I must admit that swiping the metro card has a silly technique to it that took me 10 attempts before it finally went through. When I stepped onto the subway I looked around and surprisingly I found a seat. Days later I did find out that you may have to stand for about 5 stops before getting a seat during rush hours. Observing the people on the train I eliminated yet another preconceived notion. No one had on those old school pouches that clip around your waste because of the myth that you shouldn’t carry a purse in New York. In fact mostly everyone carried rather large and fashionable purses and women were not clutching them for dear life. No one looked nervous, no guys were standing behind women trying to cop a feel and no one was overly rambunctious. Everyone was in their own world trying to get to their destination.
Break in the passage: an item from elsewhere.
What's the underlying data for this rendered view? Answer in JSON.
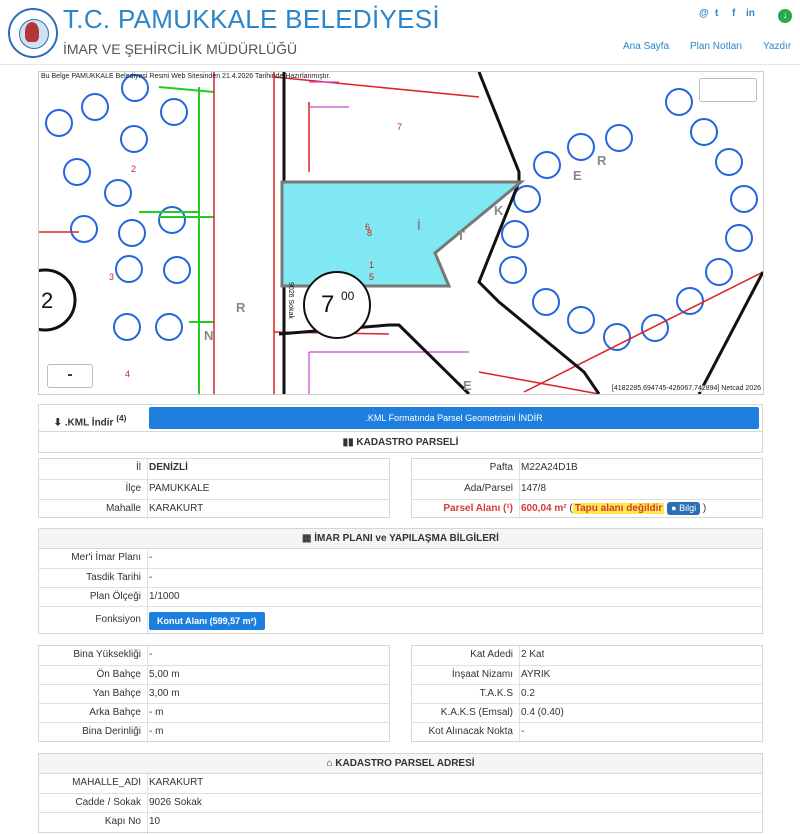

Passing Marcy Ave- Jay Z’s former stumping grounds- and Brooklyn Bridge inspired me to pull out my Reporter’s pad.
Two guys were getting off at their stop and saw that I was writing. “You writing lyrics,” he said? I just smiled and shook my head no because you’re not “supposed” to talk to random New Yorkers. “Well if you writing a book and yo picture gon be on it, let me know. I’ll be looking for that,” he said. We all laughed and he said, “Have a nice day.” “You too,” I said. Yeah I broke the rule and talked to him, what the hell. Ain’t no harm in being polite.
So in one bus and subway ride venture I realized people are just people. Wherever you go there are all types of people. Some rude, some nice, some talkative, some reserved, some smart and some dumb. But just because you’re in New York doesn’t mean someone won’t ask you how you’re doing or tell you to have a nice day.
Four days later and I’m on the hustle and bustle of things just like I was born to be here. I’ve seen some of Queens: Jamaica Ave, Linden Ave, Merrick Blvd, met a Queens dude, caught the train to Brooklyn, rode around Brooklyn, went to Ihop (something I thought only us Southerners do), drove through Times Square, attended Jay Z’s whack ass 40/40 club, which I left after 45 minutes, walked around midtown Manhattan to find another club, saw the clubs Home, Mansion and Guesthouse all on the same strip, met a Brooklyn dude, went to church, applied for jobs on Broadway and started my internship at Vibe magazine. And now I’m sitting on my couch ironically watching Sex in the City and writing about it.
Everything I went through to get to this point in my life was well worth it. God knows exactly what He is doing and why He allows certain things to happen to you. I’m here and making it. I will forever say when you dream big, big things happen. And you know what…
In five day’s I’m in love. So in love with the Big Apple.